▸ **Dataset rows describing interfaces**
◆ ◆ ◆ ◆
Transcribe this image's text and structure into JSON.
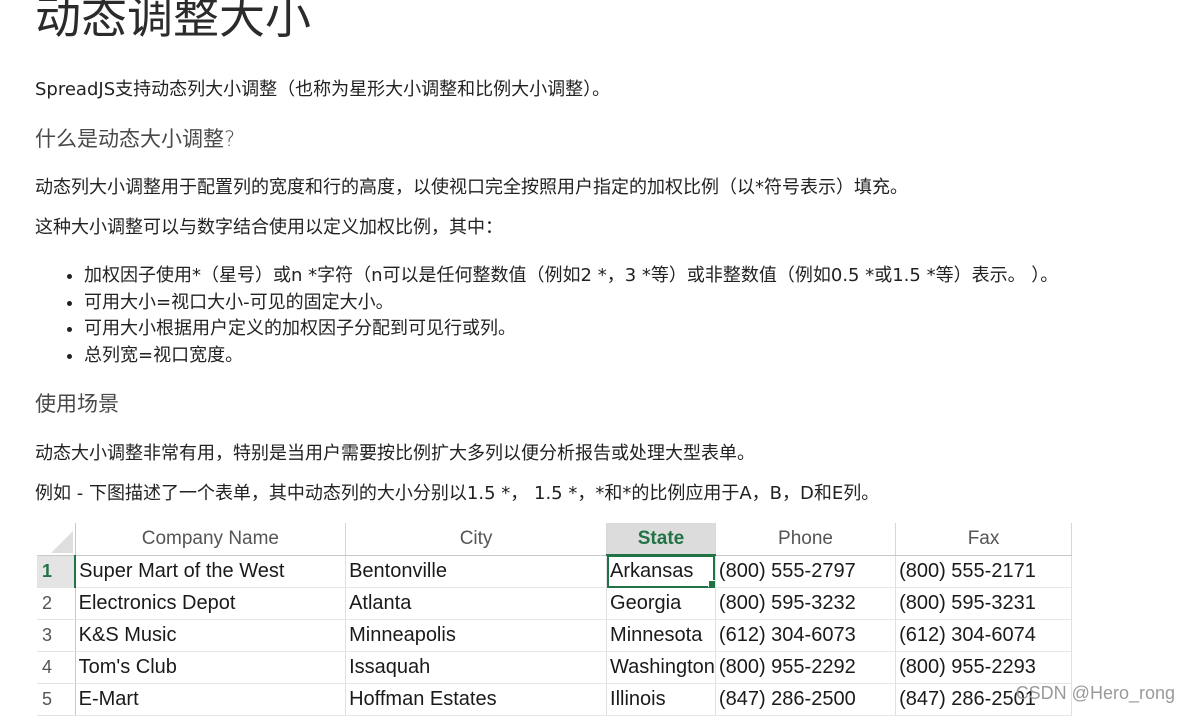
{
  "title": "动态调整大小",
  "intro": "SpreadJS支持动态列大小调整（也称为星形大小调整和比例大小调整）。",
  "section1_heading": "什么是动态大小调整?",
  "section1_p1": "动态列大小调整用于配置列的宽度和行的高度，以使视口完全按照用户指定的加权比例（以*符号表示）填充。",
  "section1_p2": "这种大小调整可以与数字结合使用以定义加权比例，其中：",
  "bullets": [
    "加权因子使用*（星号）或n *字符（n可以是任何整数值（例如2 *，3 *等）或非整数值（例如0.5 *或1.5 *等）表示。 ）。",
    "可用大小=视口大小-可见的固定大小。",
    "可用大小根据用户定义的加权因子分配到可见行或列。",
    "总列宽=视口宽度。"
  ],
  "section2_heading": "使用场景",
  "section2_p1": "动态大小调整非常有用，特别是当用户需要按比例扩大多列以便分析报告或处理大型表单。",
  "section2_p2": "例如 - 下图描述了一个表单，其中动态列的大小分别以1.5 *， 1.5 *，*和*的比例应用于A，B，D和E列。",
  "sheet": {
    "headers": [
      "Company Name",
      "City",
      "State",
      "Phone",
      "Fax"
    ],
    "active_column": "State",
    "rows": [
      {
        "num": "1",
        "cells": [
          "Super Mart of the West",
          "Bentonville",
          "Arkansas",
          "(800) 555-2797",
          "(800) 555-2171"
        ]
      },
      {
        "num": "2",
        "cells": [
          "Electronics Depot",
          "Atlanta",
          "Georgia",
          "(800) 595-3232",
          "(800) 595-3231"
        ]
      },
      {
        "num": "3",
        "cells": [
          "K&S Music",
          "Minneapolis",
          "Minnesota",
          "(612) 304-6073",
          "(612) 304-6074"
        ]
      },
      {
        "num": "4",
        "cells": [
          "Tom's Club",
          "Issaquah",
          "Washington",
          "(800) 955-2292",
          "(800) 955-2293"
        ]
      },
      {
        "num": "5",
        "cells": [
          "E-Mart",
          "Hoffman Estates",
          "Illinois",
          "(847) 286-2500",
          "(847) 286-2501"
        ]
      }
    ],
    "accent_color": "#217346"
  },
  "watermark": "CSDN @Hero_rong"
}
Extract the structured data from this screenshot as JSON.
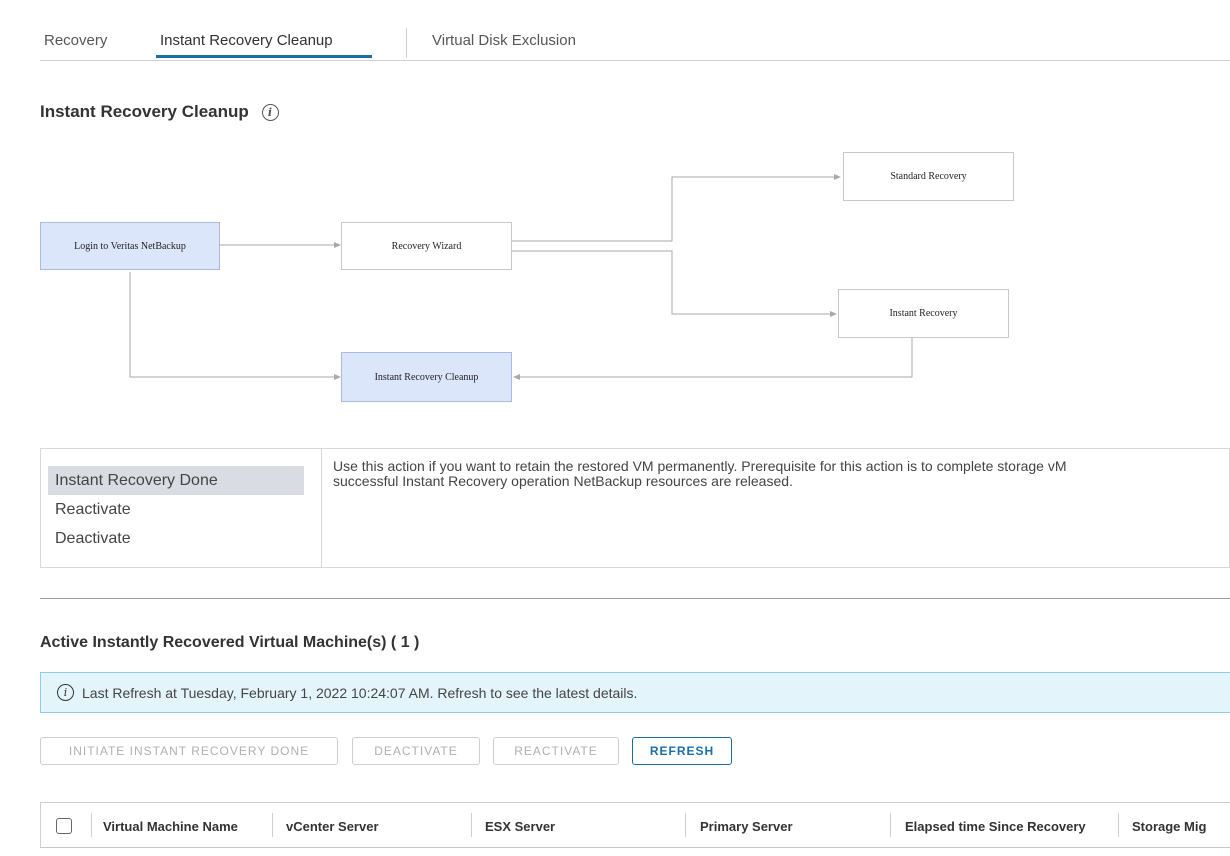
{
  "tabs": [
    {
      "label": "Recovery",
      "active": false
    },
    {
      "label": "Instant Recovery Cleanup",
      "active": true
    },
    {
      "label": "Virtual Disk Exclusion",
      "active": false
    }
  ],
  "section_title": "Instant Recovery Cleanup",
  "info_glyph": "i",
  "diagram": {
    "nodes": {
      "login": "Login to Veritas NetBackup",
      "wizard": "Recovery Wizard",
      "standard": "Standard Recovery",
      "instant": "Instant Recovery",
      "cleanup": "Instant Recovery Cleanup"
    }
  },
  "actions": {
    "items": [
      "Instant Recovery Done",
      "Reactivate",
      "Deactivate"
    ],
    "selected": "Instant Recovery Done",
    "description_line1": "Use this action if you want to retain the restored VM permanently. Prerequisite for this action is to complete storage vM",
    "description_line2": "successful Instant Recovery operation NetBackup resources are released."
  },
  "vm_section": {
    "title": "Active Instantly Recovered Virtual Machine(s) ( 1 )",
    "alert_text": "Last Refresh at Tuesday, February 1, 2022 10:24:07 AM. Refresh to see the latest details.",
    "buttons": {
      "initiate": "INITIATE INSTANT RECOVERY DONE",
      "deactivate": "DEACTIVATE",
      "reactivate": "REACTIVATE",
      "refresh": "REFRESH"
    },
    "columns": [
      "Virtual Machine Name",
      "vCenter Server",
      "ESX Server",
      "Primary Server",
      "Elapsed time Since Recovery",
      "Storage Mig"
    ]
  },
  "colors": {
    "accent": "#1b6ea8",
    "node_highlight": "#dce6fb",
    "alert_bg": "#e3f4fb",
    "alert_border": "#8dcdea"
  }
}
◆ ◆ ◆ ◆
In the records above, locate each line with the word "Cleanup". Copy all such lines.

      "label": "Instant Recovery Cleanup",
  "section_title": "Instant Recovery Cleanup",
      "cleanup": "Instant Recovery Cleanup"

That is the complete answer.